--- Extracted records ---
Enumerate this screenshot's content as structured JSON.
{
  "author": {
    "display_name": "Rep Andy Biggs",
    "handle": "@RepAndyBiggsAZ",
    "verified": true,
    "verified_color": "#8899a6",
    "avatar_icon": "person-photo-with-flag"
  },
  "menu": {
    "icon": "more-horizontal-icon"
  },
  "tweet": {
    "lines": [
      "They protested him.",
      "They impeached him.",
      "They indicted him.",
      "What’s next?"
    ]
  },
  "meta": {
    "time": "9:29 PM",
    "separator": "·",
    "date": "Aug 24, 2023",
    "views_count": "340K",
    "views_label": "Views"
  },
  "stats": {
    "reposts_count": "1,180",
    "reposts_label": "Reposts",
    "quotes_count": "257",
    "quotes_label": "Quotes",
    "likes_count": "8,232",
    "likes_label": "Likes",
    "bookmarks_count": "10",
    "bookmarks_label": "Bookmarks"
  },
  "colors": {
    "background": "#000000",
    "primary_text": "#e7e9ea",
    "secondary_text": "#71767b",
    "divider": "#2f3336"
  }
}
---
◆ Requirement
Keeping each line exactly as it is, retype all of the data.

◆ Solved exercise
Enumerate this screenshot's content as structured JSON.
{
  "author": {
    "display_name": "Rep Andy Biggs",
    "handle": "@RepAndyBiggsAZ",
    "verified": true,
    "verified_color": "#8899a6",
    "avatar_icon": "person-photo-with-flag"
  },
  "menu": {
    "icon": "more-horizontal-icon"
  },
  "tweet": {
    "lines": [
      "They protested him.",
      "They impeached him.",
      "They indicted him.",
      "What’s next?"
    ]
  },
  "meta": {
    "time": "9:29 PM",
    "separator": "·",
    "date": "Aug 24, 2023",
    "views_count": "340K",
    "views_label": "Views"
  },
  "stats": {
    "reposts_count": "1,180",
    "reposts_label": "Reposts",
    "quotes_count": "257",
    "quotes_label": "Quotes",
    "likes_count": "8,232",
    "likes_label": "Likes",
    "bookmarks_count": "10",
    "bookmarks_label": "Bookmarks"
  },
  "colors": {
    "background": "#000000",
    "primary_text": "#e7e9ea",
    "secondary_text": "#71767b",
    "divider": "#2f3336"
  }
}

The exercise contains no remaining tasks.